Start of Block

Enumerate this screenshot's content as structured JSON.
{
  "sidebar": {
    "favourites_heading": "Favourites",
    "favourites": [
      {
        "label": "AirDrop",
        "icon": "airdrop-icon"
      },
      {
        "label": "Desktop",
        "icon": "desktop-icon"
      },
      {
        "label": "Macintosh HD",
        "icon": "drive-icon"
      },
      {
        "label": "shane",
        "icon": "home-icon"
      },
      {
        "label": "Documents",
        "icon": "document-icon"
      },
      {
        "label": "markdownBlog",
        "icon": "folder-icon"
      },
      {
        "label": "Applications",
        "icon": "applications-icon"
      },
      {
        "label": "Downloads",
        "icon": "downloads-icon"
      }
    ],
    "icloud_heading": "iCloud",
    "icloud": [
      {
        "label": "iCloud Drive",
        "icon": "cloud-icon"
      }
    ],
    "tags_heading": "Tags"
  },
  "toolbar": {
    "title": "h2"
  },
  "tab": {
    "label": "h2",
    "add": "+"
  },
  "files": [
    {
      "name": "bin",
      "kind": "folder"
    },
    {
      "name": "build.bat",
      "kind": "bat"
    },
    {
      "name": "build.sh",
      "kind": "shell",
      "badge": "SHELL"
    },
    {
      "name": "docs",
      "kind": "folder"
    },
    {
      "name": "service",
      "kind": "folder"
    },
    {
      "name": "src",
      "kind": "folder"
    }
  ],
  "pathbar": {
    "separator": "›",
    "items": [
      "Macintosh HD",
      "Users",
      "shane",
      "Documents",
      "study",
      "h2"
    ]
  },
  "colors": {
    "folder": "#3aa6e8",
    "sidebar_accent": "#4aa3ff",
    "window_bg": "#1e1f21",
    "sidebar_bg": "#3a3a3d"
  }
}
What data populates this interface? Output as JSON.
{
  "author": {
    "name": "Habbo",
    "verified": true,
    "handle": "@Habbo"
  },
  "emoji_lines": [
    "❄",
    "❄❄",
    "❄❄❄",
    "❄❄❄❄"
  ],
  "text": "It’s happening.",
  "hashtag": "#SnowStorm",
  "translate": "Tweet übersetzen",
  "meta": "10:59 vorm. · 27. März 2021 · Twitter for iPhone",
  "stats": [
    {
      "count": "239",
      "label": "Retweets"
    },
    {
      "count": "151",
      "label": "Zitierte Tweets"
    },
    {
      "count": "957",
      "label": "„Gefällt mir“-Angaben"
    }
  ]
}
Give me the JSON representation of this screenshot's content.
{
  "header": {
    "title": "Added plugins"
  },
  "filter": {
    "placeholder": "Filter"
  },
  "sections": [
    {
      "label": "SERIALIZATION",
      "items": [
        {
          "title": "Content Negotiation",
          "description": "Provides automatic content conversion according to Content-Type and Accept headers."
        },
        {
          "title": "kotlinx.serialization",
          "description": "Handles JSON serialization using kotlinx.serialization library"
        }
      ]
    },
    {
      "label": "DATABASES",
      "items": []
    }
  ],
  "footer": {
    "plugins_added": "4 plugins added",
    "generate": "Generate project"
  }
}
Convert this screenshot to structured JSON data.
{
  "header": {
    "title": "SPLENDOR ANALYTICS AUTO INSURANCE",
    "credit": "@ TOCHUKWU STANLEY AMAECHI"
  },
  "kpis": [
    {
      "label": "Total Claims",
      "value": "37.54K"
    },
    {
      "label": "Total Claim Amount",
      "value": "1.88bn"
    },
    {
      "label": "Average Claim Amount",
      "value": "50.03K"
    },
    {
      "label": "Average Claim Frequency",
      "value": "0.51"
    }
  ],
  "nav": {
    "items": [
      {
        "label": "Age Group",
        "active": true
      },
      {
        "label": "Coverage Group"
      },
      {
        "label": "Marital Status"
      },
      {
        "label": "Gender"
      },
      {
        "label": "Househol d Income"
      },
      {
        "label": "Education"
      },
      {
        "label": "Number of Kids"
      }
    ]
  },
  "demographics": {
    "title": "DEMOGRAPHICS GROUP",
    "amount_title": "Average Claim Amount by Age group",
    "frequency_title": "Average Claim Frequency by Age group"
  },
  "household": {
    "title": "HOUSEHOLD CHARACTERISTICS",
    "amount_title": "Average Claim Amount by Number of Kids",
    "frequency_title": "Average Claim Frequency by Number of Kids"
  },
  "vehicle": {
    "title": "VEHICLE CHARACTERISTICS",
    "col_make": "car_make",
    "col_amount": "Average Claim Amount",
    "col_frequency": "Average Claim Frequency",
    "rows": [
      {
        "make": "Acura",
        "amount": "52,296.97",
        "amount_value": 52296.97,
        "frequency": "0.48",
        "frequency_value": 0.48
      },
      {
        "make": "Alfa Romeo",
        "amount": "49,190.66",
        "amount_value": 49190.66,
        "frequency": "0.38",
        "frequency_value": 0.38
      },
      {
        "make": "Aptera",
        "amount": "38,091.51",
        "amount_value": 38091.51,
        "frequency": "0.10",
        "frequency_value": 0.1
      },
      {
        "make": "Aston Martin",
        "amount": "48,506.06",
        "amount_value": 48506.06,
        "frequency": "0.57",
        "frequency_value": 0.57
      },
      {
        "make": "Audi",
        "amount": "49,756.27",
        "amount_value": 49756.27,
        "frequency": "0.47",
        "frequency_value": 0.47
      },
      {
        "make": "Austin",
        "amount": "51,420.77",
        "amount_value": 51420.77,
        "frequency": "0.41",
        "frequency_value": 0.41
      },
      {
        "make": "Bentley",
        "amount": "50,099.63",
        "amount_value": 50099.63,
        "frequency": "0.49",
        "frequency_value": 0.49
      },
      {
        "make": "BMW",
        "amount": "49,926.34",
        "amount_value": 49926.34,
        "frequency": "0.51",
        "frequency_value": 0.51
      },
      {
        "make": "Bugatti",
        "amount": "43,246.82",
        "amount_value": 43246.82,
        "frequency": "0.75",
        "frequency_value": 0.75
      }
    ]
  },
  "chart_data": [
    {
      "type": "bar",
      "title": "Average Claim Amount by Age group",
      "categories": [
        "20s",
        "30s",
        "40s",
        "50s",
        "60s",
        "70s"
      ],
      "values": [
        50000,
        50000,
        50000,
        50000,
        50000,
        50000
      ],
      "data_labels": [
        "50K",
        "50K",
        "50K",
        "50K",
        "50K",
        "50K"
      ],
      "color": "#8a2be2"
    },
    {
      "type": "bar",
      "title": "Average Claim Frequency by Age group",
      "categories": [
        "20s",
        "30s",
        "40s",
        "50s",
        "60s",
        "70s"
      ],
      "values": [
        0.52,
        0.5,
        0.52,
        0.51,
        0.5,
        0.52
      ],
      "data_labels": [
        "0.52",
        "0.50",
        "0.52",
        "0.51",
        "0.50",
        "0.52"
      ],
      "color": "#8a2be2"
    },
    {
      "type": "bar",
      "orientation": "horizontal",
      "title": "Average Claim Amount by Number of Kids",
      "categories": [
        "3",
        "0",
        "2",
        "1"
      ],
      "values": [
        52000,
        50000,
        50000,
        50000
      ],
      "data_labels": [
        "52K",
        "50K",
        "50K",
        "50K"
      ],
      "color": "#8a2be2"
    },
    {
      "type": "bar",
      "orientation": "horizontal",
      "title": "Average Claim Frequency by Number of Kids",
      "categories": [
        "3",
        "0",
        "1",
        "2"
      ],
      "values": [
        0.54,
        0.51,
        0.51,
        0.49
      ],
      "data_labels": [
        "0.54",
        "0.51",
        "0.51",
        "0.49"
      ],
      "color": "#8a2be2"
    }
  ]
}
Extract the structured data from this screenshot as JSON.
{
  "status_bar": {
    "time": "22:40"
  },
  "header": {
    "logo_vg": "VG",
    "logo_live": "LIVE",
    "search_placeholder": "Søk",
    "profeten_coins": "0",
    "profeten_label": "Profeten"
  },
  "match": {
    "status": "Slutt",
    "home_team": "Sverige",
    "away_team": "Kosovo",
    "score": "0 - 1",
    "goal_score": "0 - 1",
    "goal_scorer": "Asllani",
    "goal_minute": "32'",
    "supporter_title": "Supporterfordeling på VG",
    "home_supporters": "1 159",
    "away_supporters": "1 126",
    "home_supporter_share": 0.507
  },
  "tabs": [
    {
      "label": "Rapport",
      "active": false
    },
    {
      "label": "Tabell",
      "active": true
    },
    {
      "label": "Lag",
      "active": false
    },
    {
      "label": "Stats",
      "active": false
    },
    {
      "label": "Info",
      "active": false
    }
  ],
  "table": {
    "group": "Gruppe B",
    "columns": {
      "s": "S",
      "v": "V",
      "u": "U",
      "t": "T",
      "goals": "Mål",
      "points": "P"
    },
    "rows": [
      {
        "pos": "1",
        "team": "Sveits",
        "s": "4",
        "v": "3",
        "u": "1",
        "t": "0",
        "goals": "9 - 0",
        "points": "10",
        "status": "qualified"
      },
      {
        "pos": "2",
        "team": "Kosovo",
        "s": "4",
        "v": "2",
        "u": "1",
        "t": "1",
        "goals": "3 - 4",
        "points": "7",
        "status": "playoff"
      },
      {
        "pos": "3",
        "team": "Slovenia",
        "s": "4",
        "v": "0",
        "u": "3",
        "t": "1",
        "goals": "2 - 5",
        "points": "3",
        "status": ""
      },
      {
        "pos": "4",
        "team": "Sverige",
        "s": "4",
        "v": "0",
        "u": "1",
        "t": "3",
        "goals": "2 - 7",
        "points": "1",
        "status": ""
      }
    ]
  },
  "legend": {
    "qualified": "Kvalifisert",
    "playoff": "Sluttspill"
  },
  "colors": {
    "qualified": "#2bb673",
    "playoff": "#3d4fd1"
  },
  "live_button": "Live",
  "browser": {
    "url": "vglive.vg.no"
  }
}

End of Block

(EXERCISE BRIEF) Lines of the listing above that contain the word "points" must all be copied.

(TASK OUTPUT)
      "points": "P"
        "points": "10",
        "points": "7",
        "points": "3",
        "points": "1",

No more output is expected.